What inspires you the most about this space?
The risk takers. The hard workers. The incredible wealth of ideas and the entrepreneurial spirits of the people operating in this space. I have never been involved with more people that I respect and admire than since I started working in this industry through Hydro Innovations.
Tell me about an esteemed achievement of yours.
Professionally, Hydro Innovations and Surna are the things I’m the most proud of. We literally started Hydro Innovations with $30,000 in seed money and worked out of our garage. We built a team that helped to turn it into what it is today: a company with 35 employees that is developing efficient technology that is going to change the way cannabis consumes energy.
Where do your great ideas come from?
Someone once said to me, “If you’re the smartest person in the room, you need to find another room.” That has always been my mantra — both from the perspective that I need to surround myself with people who are smarter than I am, and also to make sure that I learn from them and absorb what they have to say.
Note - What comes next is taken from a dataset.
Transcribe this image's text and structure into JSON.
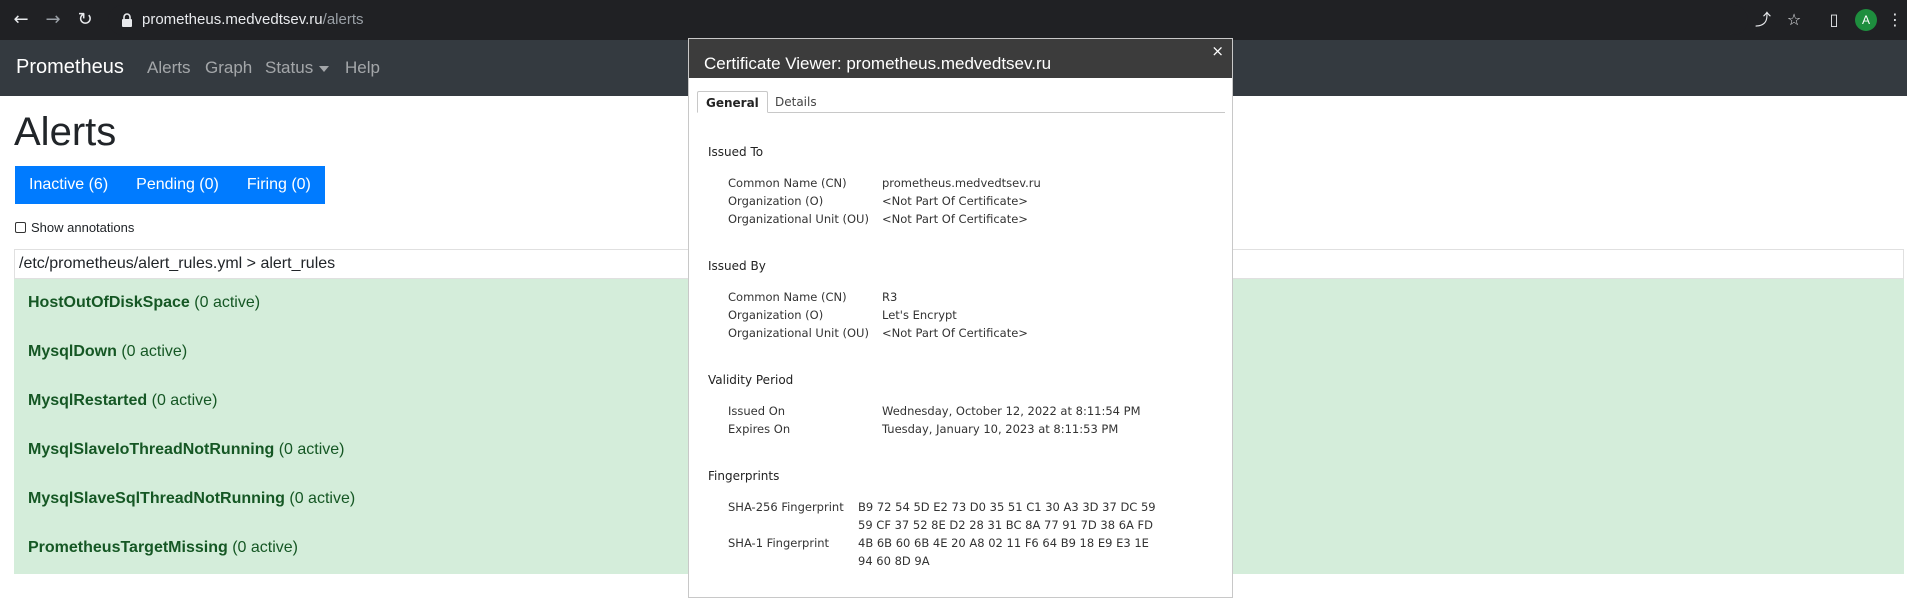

Great ideas feed other great ideas and being surrounded with great people means that the great ideas will come by default.
Someone once said to me, “If you’re the smartest person in the room, you need to find another room.” That has always been my mantra — both from the perspective that I need to surround myself with people who are smarter than I am, and also to make sure that I learn from them and absorb what they have to say.
What are you doing to ensure you continue to grow and develop as a leader in this space?
I talk to incredibly smart people every day and I try to absorb every iota of information that comes my way. I attend every industry event I can make it to and I subscribe to and read every bit of industry news that is available to me. I work with a lot of extremely experienced cultivators on the customer side and some incredibly talented engineers and experienced cultivators internally as well. There is literally no one that I can’t learn something from.
What is important to you – mission, vision, or core values? Why?
Work hard, honor your commitments, and be honest. Help deserving people when it’s in your power to do so. Respect science and respect our planet. Hold everyone in your life, both professionally and personally, to the same standard. These are guiding principles that will always bring their own rewards.
If we are sitting across from each other a year from now, how will our conversation about the ‘green rush’ be going?
I anticipate additional legalization measures in other states (of course). I expect more good news about the positive impact legalization measures are having on communities—less crime, more money for communities and schools through tax revenue, lowered teen use of cannabis, etc. I expect more interest from big business (particularly big agriculture and investment groups), but fewer ethically challenged sharks in the water looking to take advantage of the smaller (perhaps underfunded) start-ups. I expect the start-ups that do exist to come into the industry with more education about what the real risks and rewards are and I expect more and more investment into this space.